Flats project would ‘harm’ historic former Bartlet Hospital
- Credit: Archant
Historic England has objected to proposals for more homes at Felixstowe’s former Bartlet Hospital, claiming the development would harm a building in the top 5.5% of Britain’s best properties.
Conversion of the Bartlet and construction of new homes in its grounds is already creating 36 homes.
The building, contructed on part of a Martello Tower and a prime example of a coastal convalescent home, is a Grade II* listed property. Its grounds also include the remaining part of the Bath Hotel, which was torched by militant suffragettes.
Gipping Homes wants to build an apartment block for three flats plus garaging on a car parking area.

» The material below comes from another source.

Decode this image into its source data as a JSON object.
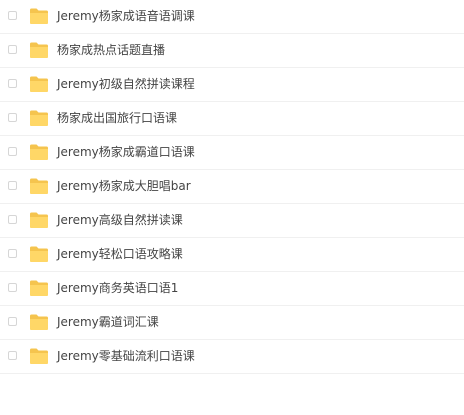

Felixstowe Town Council has recommended approval as it believes the apartments would be too far from the main building to have a major impact, would be sympathetic to the adjacent annexe, and not lead to any overall loss of parking.
You may also want to watch:
Historic England though disagrees strongly and said “the proposed new building would result in harm to the significance of the listed building”.
It “would not support the principle of development in this location as we remain unconvinced that development can be undertaken without causing unjustified harm to the heritage asset”.
- 1 ‘Demolition Man’ Cook tells vast majority of Ipswich Town squad to find new clubs
- 2 Mum-of-four with 'beautiful soul' dies after collapsing in the street
- 3 Takeaway contaminated food with raw meat and sold items past use-by date
- 4 Film crews spotted in Ipswich town centre
- 5 Royal visit from Princess Anne marks Suffolk Wildlife Trust 60th anniversary
- 6 Fake parking fines handed out in Stowmarket
- 7 KOA podcast special: Cook tells majority of Town squad they can go
- 8 'Beautiful inside and out': Tragedy as mum dies 48 hours after giving birth
- 9 Tax inspectors probe 240 furlough fraud cases in Norfolk and Suffolk
- 10 Classic car show to return this summer with new venue
Suffolk Coastal planning officers are recommending the planning committee refuse the scheme because it would “encroach upon and erode the open setting” of the listed building.
The council’s senior design and conservation officer, Robert Scrimgeour said: “For me, it is now very straightforward to be able to judge the importance of the space around the Bartlet given that it has now been successfully managed and re-landscaped to reveal the true monumental status of this building (for which all credit to the applicant).
“That is why the development site, regardless of its current use, makes such an important and positive contribution to the setting of the Bartlet in its open and undeveloped form, a character that is established and historic.”
The developers have also offered £50,000 towards provision of an affordable home elsewhere in the town – previously they have said the development will not make enough money to provide affordable homes.